south to balmy seas by night—
to go, loudmouthed and kicking, to bed.

Thursday, April 22, 2010

Thoughts on Katyn

A poem I wrote upon hearing of the death of the Polish leaders last week:

Katyn                     April 15, 2010

A husk of a fuselage sits
in the flattened circle of burnt tree
trunks. Our Solidarity is that our
history moves in perfect centennial
circles. A phone rings in Russia. A
phone rings in the forest. While
you were sitting here preparing your
souls to remember that loud
invisible moment in these woods,
it happened again. Things fall
out of hands. Some sit down
very slowly. A man standing to t he right
of the podium out of respect
for the one who will not speak
today reddens and tears saturate
his mustache. Become
a grain barge drifting down the
Vistula to Gdańsk‎ in another
century. A horse drawn plow turns
up a rusted Teutonic sword, too
heavy to lift with one hand. Our
ancestors were made of stronger stuff.
Our word for Strike was God. Think of
Anna Walentynowicz, and a picture
of Our Lady of Czestochowa in
a plastic folder hanging on the
gates of the docks. And only five
years ago—the Pope. September,
October, Oswiecim, Siberia. How
can we bear to consider the loss
of the sites your eyes beheld
when your death by fire tells us,
tells us with a bell of judgment
that we must see such thing
ourselves? We are headless in the
highway of all armies, and there is no
one to blame but God,
who is on our side,
and always kills the mourners.

Monday, April 19, 2010

The Second Go Around...

Well, gardening season is starting back up again. We've managed to pick our snow plower's generous helpings of gravel out of the lawn before the grass really takes off, thanks to two small press-ganged cousins of mine. Our next pre-big spring growth spurt tasks will include digging a big ol' hole for the forsythia, moving all our blueberriy bushes (such as they are) down the hill, and relocating the last of those ratty old lilies before we have to re-till their intended bed.

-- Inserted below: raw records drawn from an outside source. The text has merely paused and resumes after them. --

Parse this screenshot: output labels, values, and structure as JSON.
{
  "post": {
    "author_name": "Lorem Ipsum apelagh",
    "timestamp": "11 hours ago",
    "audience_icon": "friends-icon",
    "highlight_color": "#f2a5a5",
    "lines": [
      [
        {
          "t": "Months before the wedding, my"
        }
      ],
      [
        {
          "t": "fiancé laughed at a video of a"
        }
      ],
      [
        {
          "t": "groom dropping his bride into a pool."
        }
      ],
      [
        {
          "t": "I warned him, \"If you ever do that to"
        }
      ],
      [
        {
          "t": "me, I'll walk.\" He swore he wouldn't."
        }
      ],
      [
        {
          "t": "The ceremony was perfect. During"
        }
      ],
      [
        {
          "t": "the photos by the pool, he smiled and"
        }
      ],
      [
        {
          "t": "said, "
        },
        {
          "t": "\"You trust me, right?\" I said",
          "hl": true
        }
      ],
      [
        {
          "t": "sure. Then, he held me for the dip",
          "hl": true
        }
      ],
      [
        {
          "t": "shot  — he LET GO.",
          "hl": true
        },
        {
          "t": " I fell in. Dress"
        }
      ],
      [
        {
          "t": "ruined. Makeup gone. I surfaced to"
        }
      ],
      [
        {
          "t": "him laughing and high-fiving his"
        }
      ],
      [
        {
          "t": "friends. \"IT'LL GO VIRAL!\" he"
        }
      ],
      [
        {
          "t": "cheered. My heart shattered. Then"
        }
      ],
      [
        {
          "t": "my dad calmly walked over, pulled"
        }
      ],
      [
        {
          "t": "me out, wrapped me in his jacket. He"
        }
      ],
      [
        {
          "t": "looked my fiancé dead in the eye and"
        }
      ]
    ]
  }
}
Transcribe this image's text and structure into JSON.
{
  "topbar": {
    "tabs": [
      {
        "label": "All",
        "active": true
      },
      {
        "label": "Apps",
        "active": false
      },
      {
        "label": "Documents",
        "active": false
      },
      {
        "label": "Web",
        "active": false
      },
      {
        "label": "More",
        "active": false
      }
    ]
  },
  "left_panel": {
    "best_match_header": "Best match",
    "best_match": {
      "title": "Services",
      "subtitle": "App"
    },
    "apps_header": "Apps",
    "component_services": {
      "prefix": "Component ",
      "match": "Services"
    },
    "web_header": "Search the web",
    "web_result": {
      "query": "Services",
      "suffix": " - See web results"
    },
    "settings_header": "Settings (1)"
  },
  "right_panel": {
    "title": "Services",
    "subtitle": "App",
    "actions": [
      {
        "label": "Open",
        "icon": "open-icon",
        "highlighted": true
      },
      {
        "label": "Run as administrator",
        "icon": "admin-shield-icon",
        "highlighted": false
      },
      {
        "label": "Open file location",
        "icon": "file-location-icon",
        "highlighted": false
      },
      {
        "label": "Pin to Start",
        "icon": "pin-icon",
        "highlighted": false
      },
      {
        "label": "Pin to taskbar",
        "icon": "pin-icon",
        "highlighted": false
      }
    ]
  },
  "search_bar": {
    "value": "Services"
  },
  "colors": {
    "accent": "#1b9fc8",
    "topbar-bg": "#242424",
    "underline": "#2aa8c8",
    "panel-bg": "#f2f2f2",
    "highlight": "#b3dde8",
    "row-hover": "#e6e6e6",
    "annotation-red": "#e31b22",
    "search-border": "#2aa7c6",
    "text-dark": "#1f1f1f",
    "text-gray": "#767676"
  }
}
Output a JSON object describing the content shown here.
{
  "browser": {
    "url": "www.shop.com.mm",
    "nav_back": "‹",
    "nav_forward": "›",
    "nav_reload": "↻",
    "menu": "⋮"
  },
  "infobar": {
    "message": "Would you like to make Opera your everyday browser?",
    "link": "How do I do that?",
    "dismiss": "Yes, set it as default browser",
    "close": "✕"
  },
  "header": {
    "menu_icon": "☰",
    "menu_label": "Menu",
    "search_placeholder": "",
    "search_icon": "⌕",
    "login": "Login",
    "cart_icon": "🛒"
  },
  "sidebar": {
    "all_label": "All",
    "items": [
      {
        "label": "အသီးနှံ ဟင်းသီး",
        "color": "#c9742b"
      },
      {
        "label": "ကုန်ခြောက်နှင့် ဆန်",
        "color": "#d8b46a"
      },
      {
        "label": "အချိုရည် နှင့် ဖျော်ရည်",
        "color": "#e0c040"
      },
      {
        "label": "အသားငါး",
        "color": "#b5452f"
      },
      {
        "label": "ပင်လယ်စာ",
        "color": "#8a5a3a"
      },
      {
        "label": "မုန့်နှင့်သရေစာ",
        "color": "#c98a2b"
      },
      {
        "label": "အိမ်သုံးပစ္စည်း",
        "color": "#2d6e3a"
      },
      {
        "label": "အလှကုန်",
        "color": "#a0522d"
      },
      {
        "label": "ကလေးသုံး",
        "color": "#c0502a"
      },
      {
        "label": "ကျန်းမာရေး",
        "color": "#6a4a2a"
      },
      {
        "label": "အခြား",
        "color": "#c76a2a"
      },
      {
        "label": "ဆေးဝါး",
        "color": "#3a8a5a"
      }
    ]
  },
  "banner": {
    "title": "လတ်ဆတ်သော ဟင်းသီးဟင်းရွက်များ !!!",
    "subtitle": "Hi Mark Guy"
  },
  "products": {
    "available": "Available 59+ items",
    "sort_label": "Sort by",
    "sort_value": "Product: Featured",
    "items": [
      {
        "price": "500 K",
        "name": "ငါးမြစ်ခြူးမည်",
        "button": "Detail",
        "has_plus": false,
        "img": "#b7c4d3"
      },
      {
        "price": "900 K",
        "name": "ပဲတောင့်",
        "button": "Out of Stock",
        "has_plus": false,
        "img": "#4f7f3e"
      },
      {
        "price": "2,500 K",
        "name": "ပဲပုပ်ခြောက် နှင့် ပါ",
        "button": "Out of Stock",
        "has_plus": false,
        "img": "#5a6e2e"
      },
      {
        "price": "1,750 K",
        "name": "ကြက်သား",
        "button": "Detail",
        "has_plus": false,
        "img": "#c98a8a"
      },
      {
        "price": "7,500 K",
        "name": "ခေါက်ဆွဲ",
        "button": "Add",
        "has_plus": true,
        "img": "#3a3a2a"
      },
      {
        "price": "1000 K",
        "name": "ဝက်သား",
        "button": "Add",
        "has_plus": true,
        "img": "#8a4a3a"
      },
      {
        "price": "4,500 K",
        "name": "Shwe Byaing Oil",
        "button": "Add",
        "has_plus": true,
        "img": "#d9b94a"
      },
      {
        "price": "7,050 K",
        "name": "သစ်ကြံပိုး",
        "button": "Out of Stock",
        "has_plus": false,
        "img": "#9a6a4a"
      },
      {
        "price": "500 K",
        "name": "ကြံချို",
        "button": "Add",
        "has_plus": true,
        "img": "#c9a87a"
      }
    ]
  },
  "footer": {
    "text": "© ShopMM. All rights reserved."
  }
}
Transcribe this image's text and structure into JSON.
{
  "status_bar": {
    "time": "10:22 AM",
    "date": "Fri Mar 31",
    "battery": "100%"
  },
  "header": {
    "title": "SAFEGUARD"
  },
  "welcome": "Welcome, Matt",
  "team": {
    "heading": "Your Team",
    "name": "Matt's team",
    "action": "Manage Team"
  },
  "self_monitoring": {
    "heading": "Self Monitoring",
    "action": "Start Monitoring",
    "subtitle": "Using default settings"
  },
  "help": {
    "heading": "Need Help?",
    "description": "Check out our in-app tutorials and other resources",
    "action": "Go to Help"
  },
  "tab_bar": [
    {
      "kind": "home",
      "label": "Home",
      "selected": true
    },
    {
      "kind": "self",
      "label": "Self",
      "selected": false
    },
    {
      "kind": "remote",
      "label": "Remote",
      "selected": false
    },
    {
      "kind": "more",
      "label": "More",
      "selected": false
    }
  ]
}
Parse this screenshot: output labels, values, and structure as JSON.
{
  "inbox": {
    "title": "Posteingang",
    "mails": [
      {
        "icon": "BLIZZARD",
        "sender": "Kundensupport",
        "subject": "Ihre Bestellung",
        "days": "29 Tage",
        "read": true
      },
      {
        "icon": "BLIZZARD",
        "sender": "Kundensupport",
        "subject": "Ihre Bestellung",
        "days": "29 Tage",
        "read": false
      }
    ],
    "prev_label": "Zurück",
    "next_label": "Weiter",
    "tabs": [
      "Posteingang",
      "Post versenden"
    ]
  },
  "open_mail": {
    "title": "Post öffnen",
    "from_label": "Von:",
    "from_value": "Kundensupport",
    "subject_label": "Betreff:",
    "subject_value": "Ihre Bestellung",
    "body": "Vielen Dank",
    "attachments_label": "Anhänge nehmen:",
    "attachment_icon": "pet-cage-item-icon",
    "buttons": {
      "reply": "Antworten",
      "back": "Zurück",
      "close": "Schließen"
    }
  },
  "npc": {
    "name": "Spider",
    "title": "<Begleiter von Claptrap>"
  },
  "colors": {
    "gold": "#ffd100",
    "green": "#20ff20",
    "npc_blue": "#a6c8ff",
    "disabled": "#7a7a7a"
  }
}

Then, the big job begins: We are going to take everything out of the garden, reorganize the beds, and start all over again. I had hoped we would have finished all this last year, but it was not to be. Lack of labor and lack of time really ate things up, but this summer I'll have my boyfriend Chris back home to help with the heavy stuff, my squad of gardening cousins, young and old, and my mother Jane is going to pay me for my own efforts so that I can consider this my job, and thus have more time to devout to it!
Here's Thomas, one of my little helpers, rooting around with our dear Sheltie Baxter in was is currently the far bed. Everything in this bed is tilled and has been living under black plastic for almost a year. Between him and the car are the last of the wayward lilies, and that jungle of spearmint will have to go too. It's so invasive, we probably won't put it back in the garden; I'll probably transplant it into the one of thew fields where it can do it's thing uninterrupted. I'd hate to lose it altogether, because the stuff is wonderful. I've been steeping it in my tea and I love it!
Yep, everything must go. Part of this initiative came out of the fact that we can't get our lawnmower down the original paths that Jane designed. We were going to leave the large bush on the right, but I kid you not the damned thing was blown clear out of the ground last autumn and we found it in the road way down the hill. Looks like we're gonna need something else to hide our view of the neighbor's cars.

Monday, November 9, 2009

A Beginning

Summer is gone, but progress was made. The garden is more understanding of our needs than ever; the asparagus bed is tidy; the raspberry patch gave up a bountiful crop. The lilies have all moved to their final home, the bindweed (or as I like to call it, Satan's weed) has been driven back from or garden, and the rose and lilac are thriving in the newfound sunlight. All in all, summer has been good.

Today was a hearth day. Spearmint clippings were hung in the dinning room; the seeds of remaining stalks were spread over the unused field where they may find the freedom our small garden cannot allow. The dried mullein leaves were ground and jarred. This will be a great help when those body-wracking winter coughs set in.